ATHENS — Georgia’s football team is finally getting its indoor facility, but it’s coming at the cost of a one-year inconvenience: The team will have to practice three miles away from its normal home.
An area off South Milledge Avenue, currently used for UGA club teams, will be the Bulldogs’ home for 2016 while the indoor facility is being constructed at the Butts-Mehre complex.
The cost of re-purposing the temporary practice field will be about $1 million, based on preliminary estimates. Once the indoor facility opens, the intention is to donate the spruced-up facility back to the club teams.
The temporary practice site is about a 10-minute drive from the team’s current facilities at the Butts-Mehre building, which will remain the central point of the program in 2016. The team has its locker rooms, weight rooms, medical and training facilities and offices there.
So every day next year, or at least every day of practice, the team will bus to the temporary facility for practice, then bus back afterwards.
The area on South Milledge will be brought up to “NCAA quality,” as athletics director Greg McGarity put it on Friday. That would include putting in artificial turf fields, painting new grass fields, and adding temporary facilities for the coaches and staff.
“It’s going to cause some angst, but once we get to this site, it’s going to be a phenomenal site,” McGarity said. “That’s the only difficulty we have, is relocating out there. But we all know what the end result of this going to be.”
Jon Stinchcomb, a former Georgia offensive lineman and now a member of the athletic board, has an understanding of a team being displaced: He was with the New Orleans Saints when Hurricane Katrina struck in 2005.
This situation will be easier to handle, Stinchcomb said, because it’s anticipated and thus there’s plenty of time to plan and get used to it.
“A bigger adjustment is when it’s mid-stream, and you can’t prepare for it. You’re used to a certain routine and you have to change out of or from that routine,” Stinchcomb said. “For all of 2016 it is expected, it is planned for. The logistics will be ironed out 100 times over before one practice is held at this new site. … It’s not something that’s going to be a wrench in the machine.”
The team could also use Sanford Stadium, which it already does for its spring and preseason scrimmages. It won’t do that very much, however, because it needs more than one 100-yard field.
“It’s gonna be an adjustment,” Stinchcomb said. “Anytime you have meetings in one place and you have to get on a bus before you get to practice, it’s an adjustment. But I think you look at the long haul, sacrificing logistics for one year for finally getting an indoor facility of this quality. It’s long overdue.”
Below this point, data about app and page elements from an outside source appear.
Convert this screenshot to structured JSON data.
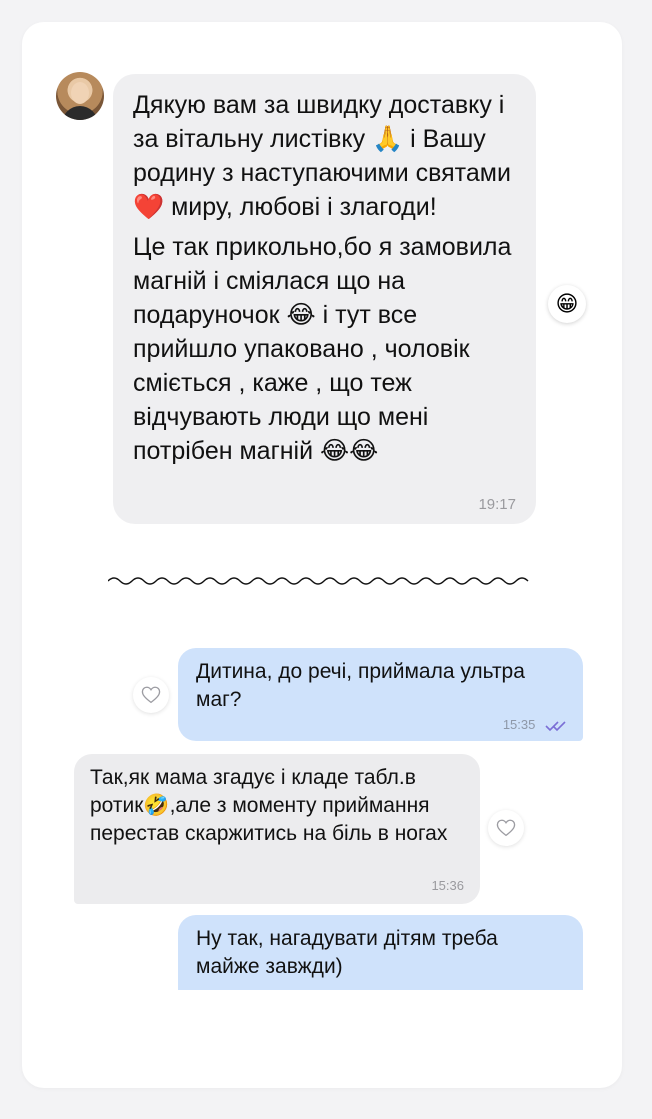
{
  "review": {
    "message_paragraphs": [
      "Дякую вам за швидку доставку і за вітальну листівку 🙏 і Вашу родину з наступаючими святами ❤️ миру, любові і злагоди!",
      "Це так прикольно,бо я замовила магній і сміялася що на подаруночок 😂 і тут все прийшло упаковано , чоловік сміється , каже , що теж відчувають люди що мені потрібен магній 😂😂"
    ],
    "message_time": "19:17",
    "reaction_emoji": "😁"
  },
  "chat": {
    "messages": [
      {
        "direction": "out",
        "text": "Дитина, до речі, приймала ультра маг?",
        "time": "15:35",
        "read": true
      },
      {
        "direction": "in",
        "text": "Так,як мама згадує і кладе табл.в ротик🤣,але з моменту приймання перестав скаржитись на біль в ногах",
        "time": "15:36"
      },
      {
        "direction": "out",
        "text": "Ну так, нагадувати дітям треба майже завжди)"
      }
    ]
  },
  "colors": {
    "outgoing_bubble": "#cfe2fb",
    "incoming_bubble": "#ececee",
    "read_checks": "#7b6fd6"
  }
}
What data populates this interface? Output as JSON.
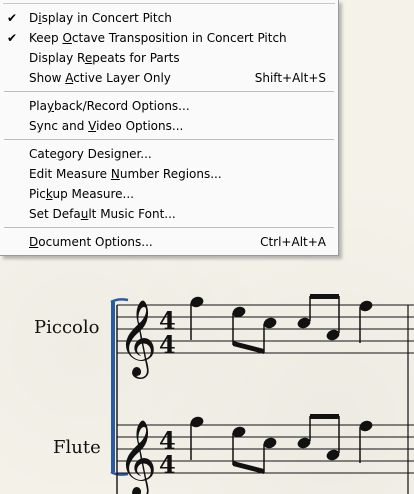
{
  "menu": {
    "items": [
      {
        "label": "Display in Concert Pitch",
        "mnemonic": "i",
        "checked": true,
        "shortcut": ""
      },
      {
        "label": "Keep Octave Transposition in Concert Pitch",
        "mnemonic": "O",
        "checked": true,
        "shortcut": ""
      },
      {
        "label": "Display Repeats for Parts",
        "mnemonic": "e",
        "checked": false,
        "shortcut": ""
      },
      {
        "label": "Show Active Layer Only",
        "mnemonic": "A",
        "checked": false,
        "shortcut": "Shift+Alt+S"
      },
      {
        "label": "Playback/Record Options...",
        "mnemonic": "y",
        "checked": false,
        "shortcut": ""
      },
      {
        "label": "Sync and Video Options...",
        "mnemonic": "V",
        "checked": false,
        "shortcut": ""
      },
      {
        "label": "Category Designer...",
        "mnemonic": "g",
        "checked": false,
        "shortcut": ""
      },
      {
        "label": "Edit Measure Number Regions...",
        "mnemonic": "N",
        "checked": false,
        "shortcut": ""
      },
      {
        "label": "Pickup Measure...",
        "mnemonic": "k",
        "checked": false,
        "shortcut": ""
      },
      {
        "label": "Set Default Music Font...",
        "mnemonic": "u",
        "checked": false,
        "shortcut": ""
      },
      {
        "label": "Document Options...",
        "mnemonic": "D",
        "checked": false,
        "shortcut": "Ctrl+Alt+A"
      }
    ]
  },
  "score": {
    "time_signature": {
      "top": "4",
      "bottom": "4"
    },
    "staves": [
      {
        "instrument": "Piccolo"
      },
      {
        "instrument": "Flute"
      }
    ]
  }
}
There’s a certain irony to the South Milledge site being the temporary practice location. It was long viewed as a possible permanent location for an indoor facility, and McGarity – who’s been the athletics director since 2010 – said he saw a 1999 annual report that labeled the South Milledge location as a proposed facility site.
Georgia coach Mark Richt has been aware for some time about the temporary practice location
“He knew that to get what he really wanted there had to be some angst,” McGarity said. “It was worth the difficulty we’ll have for a year to have a facility that will certainly last a lifetime. I’m sure he’ll focus on it at the right time but I can assure you his mind is focused on this season.”
As for the indoor facility, the goal remains for it to be ready to be occupied on or before Jan. 1, 2017. McGarity showed a video presentation of the facility, including interactive renderings of how it will look outside and inside. It was based on renderings released earlier this month.
The facility has an authorized price tag of $30.2 million, set at an earlier special meeting of the athletic board. Half of that has already been allocated from UGA’s reserve fund – which as a result of that and other events is projected to go from $81.3 million at the end of 2014 to $11.7 million for the start of 2016. (The biggest chunk is a $41 million investment in the UGA foundation, or essentially moving money around to decrease debt.)
McGarity said around $3 million has already been pledged via “signed commitments.” The only one that has been publicized so far is from Fran Tarkenton, described as a six-figure commitment.
This story will be updated.